[[ MATERIAL FOR THE TASK, beginning ]]
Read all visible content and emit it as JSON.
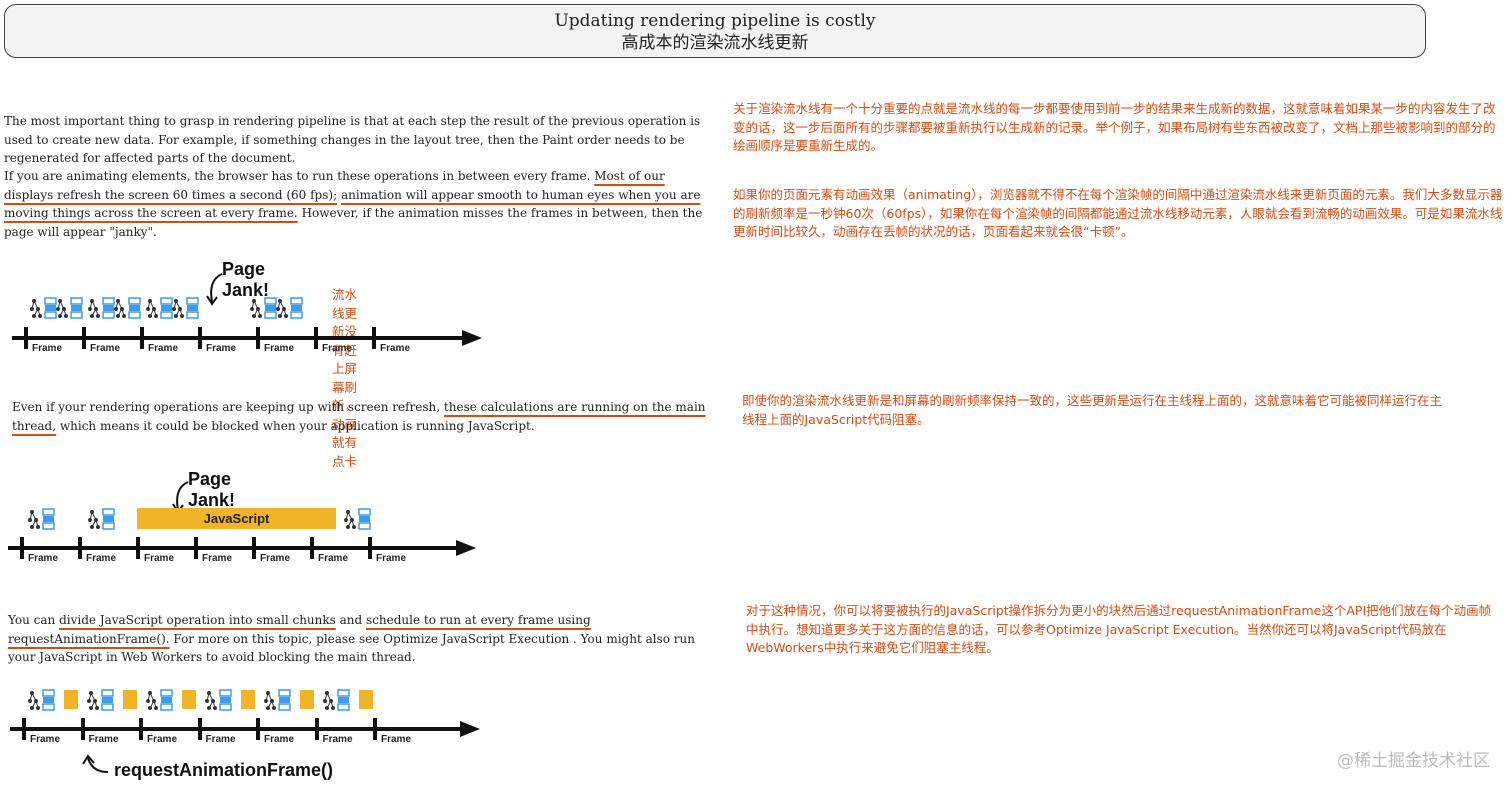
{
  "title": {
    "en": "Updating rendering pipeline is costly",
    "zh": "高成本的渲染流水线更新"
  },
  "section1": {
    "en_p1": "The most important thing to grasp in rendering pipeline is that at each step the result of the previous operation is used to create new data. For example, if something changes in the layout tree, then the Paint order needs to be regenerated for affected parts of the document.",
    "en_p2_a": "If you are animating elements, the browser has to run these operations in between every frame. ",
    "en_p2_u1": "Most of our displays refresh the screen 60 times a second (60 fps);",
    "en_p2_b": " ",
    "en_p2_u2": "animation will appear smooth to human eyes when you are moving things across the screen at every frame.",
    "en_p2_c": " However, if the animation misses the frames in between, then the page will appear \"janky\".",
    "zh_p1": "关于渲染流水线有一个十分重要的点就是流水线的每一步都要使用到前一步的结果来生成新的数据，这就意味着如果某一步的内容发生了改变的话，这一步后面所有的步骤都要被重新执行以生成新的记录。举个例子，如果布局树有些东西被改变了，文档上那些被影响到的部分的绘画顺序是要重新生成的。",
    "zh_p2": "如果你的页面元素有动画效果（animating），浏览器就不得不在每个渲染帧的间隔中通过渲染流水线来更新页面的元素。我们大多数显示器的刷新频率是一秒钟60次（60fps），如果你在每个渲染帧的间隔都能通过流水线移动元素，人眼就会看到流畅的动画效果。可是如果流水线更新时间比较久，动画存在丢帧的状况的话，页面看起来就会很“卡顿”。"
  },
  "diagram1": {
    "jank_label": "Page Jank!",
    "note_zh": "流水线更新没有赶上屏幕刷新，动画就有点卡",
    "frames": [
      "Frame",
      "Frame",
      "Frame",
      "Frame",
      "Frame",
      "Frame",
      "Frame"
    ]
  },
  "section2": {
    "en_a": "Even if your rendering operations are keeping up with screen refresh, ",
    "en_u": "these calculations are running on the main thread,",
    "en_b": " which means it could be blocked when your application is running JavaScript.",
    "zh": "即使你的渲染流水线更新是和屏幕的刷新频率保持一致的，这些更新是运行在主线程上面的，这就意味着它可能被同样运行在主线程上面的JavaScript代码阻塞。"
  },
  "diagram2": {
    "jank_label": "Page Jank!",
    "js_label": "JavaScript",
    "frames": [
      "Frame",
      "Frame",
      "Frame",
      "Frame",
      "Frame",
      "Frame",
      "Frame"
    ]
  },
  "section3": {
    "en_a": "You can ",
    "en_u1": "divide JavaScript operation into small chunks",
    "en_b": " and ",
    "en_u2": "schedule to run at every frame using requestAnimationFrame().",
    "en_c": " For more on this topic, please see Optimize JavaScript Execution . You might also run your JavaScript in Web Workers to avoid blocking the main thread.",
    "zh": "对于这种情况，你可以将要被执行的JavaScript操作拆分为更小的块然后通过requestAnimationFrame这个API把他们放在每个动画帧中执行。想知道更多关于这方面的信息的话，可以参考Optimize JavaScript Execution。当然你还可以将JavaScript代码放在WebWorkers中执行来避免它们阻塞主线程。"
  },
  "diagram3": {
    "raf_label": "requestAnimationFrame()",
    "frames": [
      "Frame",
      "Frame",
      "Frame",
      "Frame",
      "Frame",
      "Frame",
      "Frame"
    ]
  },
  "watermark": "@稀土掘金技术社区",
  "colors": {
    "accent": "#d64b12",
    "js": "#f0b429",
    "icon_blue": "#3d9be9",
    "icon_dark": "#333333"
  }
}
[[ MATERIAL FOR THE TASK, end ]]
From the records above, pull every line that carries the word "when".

> [SOLUTION BELOW]
    "en_p2_u2": "animation will appear smooth to human eyes when you are moving things across the screen at every frame.",
    "en_b": " which means it could be blocked when your application is running JavaScript.",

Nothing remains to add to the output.